Cover page of What to Make of Biofuels? Understanding the Market from 2010 to the Present, and Projecting Ahead to 2030 Given Current Policies

What to Make of Biofuels? Understanding the Market from 2010 to the Present, and Projecting Ahead to 2030 Given Current Policies

(2022)

Low-carbon biofuels are projected to play a critical role in the early and middle stages of a transition away from petroleum fuels, and they will likely have a longer-term role in uses like aviation and maritime transportation that require energy-dense fuels in high volumes. Policies over the last decade aimed to move low-carbon biofuels squarely into U.S. markets. While these policies encouraged the production of conventional biofuels such as crop-based ethanol, cellulosic fuels that can have a significantly lower carbon footprint per unit energy failed to materialize at commercial scale.
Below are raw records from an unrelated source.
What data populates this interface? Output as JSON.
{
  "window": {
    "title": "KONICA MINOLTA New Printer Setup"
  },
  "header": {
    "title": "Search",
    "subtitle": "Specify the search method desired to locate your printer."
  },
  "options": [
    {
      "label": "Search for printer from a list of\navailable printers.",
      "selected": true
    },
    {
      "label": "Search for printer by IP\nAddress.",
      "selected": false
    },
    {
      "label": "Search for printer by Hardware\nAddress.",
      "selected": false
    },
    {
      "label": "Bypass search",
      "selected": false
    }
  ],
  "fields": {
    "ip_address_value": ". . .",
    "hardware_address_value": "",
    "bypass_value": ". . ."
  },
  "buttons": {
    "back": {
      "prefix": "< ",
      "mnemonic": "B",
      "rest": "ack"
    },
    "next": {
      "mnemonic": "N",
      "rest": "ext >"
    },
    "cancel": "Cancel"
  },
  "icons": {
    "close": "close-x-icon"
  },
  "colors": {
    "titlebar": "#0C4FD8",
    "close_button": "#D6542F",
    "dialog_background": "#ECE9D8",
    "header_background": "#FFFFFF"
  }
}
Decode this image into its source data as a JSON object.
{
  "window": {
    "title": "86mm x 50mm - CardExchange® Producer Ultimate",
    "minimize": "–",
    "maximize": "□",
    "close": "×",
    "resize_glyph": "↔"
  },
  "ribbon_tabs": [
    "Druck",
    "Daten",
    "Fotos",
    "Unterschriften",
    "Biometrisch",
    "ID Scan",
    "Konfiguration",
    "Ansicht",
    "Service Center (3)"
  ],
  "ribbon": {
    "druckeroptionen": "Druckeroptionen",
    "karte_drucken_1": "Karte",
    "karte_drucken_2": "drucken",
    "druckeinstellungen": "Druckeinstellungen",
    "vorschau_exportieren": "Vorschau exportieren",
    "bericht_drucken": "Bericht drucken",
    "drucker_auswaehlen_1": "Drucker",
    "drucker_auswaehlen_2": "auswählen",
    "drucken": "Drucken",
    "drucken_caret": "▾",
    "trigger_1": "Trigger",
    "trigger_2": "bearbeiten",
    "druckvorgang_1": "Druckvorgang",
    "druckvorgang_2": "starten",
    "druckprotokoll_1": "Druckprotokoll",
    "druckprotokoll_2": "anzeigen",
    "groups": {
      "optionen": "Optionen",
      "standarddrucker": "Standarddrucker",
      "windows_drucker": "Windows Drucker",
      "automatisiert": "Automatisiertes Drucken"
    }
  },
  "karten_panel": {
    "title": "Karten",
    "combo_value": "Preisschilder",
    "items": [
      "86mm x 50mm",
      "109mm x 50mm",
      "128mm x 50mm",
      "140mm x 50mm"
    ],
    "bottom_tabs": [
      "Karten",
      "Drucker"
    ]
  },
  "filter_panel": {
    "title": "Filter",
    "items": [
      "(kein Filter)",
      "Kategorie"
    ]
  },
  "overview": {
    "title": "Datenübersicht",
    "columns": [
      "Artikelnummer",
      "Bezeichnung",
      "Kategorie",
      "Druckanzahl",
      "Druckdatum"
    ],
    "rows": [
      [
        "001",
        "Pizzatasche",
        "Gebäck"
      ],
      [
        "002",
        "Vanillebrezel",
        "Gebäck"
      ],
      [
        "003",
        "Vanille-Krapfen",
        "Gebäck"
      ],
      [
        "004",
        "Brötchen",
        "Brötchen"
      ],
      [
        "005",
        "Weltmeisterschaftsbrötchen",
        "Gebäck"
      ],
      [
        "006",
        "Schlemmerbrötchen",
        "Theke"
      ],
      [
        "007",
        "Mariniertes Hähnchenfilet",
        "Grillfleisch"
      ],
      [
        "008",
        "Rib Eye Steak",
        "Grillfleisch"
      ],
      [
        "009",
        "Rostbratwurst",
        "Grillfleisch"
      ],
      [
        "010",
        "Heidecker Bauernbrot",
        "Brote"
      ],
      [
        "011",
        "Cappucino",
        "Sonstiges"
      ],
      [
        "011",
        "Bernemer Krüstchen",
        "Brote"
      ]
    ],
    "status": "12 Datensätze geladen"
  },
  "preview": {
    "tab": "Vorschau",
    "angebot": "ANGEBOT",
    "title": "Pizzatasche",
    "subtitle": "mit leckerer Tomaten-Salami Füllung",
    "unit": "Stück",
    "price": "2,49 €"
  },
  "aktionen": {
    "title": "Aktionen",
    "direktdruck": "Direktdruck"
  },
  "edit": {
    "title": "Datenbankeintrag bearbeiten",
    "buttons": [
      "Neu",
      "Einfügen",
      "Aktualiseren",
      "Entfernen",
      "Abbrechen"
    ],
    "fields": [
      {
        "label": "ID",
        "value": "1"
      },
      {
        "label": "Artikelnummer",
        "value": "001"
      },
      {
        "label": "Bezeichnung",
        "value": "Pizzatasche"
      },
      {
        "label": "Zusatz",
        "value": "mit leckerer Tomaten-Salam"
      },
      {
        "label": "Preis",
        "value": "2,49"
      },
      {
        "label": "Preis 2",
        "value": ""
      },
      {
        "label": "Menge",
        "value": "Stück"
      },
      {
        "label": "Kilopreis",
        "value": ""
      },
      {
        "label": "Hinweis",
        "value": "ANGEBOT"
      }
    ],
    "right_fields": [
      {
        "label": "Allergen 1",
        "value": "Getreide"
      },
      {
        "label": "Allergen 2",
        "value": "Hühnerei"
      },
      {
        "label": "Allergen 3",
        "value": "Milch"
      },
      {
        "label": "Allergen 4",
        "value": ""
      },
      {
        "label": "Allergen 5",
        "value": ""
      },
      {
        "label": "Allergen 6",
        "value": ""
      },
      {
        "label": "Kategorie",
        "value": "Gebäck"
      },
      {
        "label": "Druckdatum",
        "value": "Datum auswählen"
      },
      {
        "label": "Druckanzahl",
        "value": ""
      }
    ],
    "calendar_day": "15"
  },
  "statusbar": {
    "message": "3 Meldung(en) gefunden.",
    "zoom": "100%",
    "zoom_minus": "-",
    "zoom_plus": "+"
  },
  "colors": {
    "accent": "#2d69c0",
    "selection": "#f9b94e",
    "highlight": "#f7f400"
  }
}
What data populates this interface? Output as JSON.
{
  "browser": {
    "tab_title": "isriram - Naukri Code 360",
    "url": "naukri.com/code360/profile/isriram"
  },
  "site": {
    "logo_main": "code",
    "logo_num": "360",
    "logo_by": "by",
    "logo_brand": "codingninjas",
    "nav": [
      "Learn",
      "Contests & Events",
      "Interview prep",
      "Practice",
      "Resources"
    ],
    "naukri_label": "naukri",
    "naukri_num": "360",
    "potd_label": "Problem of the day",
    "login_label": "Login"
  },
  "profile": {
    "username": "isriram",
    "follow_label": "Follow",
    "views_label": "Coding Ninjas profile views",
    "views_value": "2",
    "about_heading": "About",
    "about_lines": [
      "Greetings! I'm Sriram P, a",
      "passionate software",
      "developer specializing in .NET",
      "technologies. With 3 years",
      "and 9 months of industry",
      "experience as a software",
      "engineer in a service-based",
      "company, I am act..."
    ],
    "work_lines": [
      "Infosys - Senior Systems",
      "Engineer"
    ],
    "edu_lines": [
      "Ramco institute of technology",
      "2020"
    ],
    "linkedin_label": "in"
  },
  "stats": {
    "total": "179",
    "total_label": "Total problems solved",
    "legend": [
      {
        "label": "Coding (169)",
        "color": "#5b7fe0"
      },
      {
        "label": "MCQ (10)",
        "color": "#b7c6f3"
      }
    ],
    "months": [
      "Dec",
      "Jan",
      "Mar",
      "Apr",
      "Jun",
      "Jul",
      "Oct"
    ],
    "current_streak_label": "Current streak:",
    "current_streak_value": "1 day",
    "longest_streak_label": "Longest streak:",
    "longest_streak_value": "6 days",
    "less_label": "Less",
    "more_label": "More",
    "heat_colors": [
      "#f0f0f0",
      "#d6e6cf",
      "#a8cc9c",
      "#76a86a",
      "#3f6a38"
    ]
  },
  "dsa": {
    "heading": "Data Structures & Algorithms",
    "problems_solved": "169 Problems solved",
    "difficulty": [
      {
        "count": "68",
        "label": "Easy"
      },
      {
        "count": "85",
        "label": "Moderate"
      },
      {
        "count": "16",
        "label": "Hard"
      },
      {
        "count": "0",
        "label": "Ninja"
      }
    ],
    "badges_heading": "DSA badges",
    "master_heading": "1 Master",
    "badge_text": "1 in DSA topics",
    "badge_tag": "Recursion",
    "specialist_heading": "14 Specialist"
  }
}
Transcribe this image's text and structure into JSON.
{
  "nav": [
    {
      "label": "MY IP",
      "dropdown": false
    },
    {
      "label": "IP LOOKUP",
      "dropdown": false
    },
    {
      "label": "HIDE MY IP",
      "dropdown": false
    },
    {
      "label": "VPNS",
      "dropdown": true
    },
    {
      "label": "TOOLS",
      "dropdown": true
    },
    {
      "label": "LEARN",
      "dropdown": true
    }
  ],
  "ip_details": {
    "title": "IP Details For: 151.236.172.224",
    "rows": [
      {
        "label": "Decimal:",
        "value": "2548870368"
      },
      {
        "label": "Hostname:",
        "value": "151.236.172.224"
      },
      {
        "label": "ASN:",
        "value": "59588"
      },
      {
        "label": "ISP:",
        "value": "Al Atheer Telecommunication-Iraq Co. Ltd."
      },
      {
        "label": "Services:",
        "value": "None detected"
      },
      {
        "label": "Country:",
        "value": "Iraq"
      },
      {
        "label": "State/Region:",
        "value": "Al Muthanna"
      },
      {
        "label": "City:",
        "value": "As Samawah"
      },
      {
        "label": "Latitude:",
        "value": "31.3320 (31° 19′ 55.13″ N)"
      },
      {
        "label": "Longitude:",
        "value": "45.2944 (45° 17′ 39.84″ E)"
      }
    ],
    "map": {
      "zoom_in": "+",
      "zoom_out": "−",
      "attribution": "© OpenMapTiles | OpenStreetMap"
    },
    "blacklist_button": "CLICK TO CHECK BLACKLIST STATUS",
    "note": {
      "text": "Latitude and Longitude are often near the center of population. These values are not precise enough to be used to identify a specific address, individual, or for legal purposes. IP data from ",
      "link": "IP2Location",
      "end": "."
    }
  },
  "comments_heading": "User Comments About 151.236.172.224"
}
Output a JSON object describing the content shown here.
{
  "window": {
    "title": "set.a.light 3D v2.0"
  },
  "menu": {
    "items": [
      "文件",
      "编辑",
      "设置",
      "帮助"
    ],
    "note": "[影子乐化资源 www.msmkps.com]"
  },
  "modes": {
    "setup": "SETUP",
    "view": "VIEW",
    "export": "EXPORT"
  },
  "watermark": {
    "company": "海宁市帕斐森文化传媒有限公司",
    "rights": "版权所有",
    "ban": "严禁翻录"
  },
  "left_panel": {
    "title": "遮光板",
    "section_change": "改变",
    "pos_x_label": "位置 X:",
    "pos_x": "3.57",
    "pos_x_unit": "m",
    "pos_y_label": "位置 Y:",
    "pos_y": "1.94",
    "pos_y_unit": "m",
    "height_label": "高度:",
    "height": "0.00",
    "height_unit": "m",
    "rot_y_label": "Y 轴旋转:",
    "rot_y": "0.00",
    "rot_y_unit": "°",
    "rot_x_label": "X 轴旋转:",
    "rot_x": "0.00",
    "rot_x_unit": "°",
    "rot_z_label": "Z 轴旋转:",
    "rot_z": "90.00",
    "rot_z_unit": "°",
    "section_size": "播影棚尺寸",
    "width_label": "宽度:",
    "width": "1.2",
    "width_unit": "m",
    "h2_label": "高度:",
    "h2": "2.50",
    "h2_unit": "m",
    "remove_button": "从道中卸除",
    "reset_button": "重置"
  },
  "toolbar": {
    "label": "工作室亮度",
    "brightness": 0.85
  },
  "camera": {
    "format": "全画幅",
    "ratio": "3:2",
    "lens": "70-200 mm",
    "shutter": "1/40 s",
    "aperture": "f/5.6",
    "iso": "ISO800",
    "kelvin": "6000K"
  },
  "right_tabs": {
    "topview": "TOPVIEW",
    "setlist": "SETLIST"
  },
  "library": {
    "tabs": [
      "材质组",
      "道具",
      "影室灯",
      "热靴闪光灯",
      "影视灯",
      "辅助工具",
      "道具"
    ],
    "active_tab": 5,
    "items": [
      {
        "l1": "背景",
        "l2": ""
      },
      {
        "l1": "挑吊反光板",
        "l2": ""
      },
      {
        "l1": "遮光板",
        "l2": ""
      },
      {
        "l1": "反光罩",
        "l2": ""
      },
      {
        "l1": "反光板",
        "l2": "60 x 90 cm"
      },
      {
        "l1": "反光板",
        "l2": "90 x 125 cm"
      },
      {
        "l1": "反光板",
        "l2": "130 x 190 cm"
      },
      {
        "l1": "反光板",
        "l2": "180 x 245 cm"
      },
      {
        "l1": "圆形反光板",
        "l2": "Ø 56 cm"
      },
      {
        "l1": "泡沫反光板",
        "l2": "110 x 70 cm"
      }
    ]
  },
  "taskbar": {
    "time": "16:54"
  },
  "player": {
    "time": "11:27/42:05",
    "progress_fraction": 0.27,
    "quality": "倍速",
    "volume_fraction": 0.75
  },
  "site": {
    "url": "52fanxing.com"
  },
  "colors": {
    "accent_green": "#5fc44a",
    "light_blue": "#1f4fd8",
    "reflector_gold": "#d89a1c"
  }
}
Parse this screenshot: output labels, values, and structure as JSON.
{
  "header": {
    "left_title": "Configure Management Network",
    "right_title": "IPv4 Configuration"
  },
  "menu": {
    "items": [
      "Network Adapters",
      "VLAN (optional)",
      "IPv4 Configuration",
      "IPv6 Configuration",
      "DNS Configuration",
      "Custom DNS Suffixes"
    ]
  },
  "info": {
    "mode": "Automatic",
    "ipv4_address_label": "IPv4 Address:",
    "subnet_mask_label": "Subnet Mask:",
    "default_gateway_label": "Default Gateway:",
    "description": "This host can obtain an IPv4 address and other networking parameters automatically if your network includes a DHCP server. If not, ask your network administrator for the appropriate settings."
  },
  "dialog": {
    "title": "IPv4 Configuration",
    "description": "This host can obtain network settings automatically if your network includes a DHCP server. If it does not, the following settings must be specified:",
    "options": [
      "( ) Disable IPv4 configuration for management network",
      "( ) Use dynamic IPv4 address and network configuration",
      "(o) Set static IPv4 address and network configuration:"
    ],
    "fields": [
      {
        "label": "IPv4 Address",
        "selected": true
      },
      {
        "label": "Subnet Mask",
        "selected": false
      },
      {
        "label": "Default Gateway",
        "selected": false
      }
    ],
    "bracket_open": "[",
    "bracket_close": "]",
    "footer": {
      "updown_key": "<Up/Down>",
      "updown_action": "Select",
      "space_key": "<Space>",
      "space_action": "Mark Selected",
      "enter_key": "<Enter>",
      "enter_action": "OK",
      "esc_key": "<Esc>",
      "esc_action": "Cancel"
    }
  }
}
A research team at the University of California, Davis examined the track record of the past decade for clues as to why this happened, and looked forward to 2030 to point to how current policies are likely to still fall short in delivering low-carbon biofuels that can reach scales needed for these hard-to-decarbonize sectors. The findings highlight barriers to low-carbon biofuel development that would safeguard against unintended consequences such as additional emissions from land use changes or higher food prices that can come from competition with the use of crops for fuel. This policy brief summarizes the findings from that research and provides policy implications.

View the NCST Project Webpage

Cover page of Refueling Behavior of California Fuel Cell Vehicle Drivers

Refueling Behavior of California Fuel Cell Vehicle Drivers

(2022)

California has a goal of reaching 100% zero emission vehicle (ZEV) sales by 2035. Most ZEV sales to date have been plug-in electric vehicles, with fuel cell electric vehicles (FCEVs) making up only around 1% of ZEV sales. The market for FCEVs may be constrained because, unlike plugin electric vehicles, FCEVs need an entirely new refueling infrastructure network. To date, only 48 hydrogen refueling stations are operational in California. This number will need to increase substantially for FCEVs to become a viable option for consumers. Researchers at the University of California, Davis surveyed more than 700 FCEV drivers about their use of hydrogen fueling stations in California to understand consumer preferences and inform the development of future hydrogen infrastructure.

Cover page of How Might Adjustments to Public Transit Operations Affect COVID-19 Transmission?

How Might Adjustments to Public Transit Operations Affect COVID-19 Transmission?

(2022)

During the COVID-19 pandemic, public transportation systems worldwide faced many challenges, including significant loss of ridership. Public agencies implemented various COVID-19-related policies to reduce transmission, such as reducing service frequency and network coverage of public transportation. Recent studies have examined the effectiveness of these policies but reach different conclusions due to varying assumptions about how passengers may react to service changes.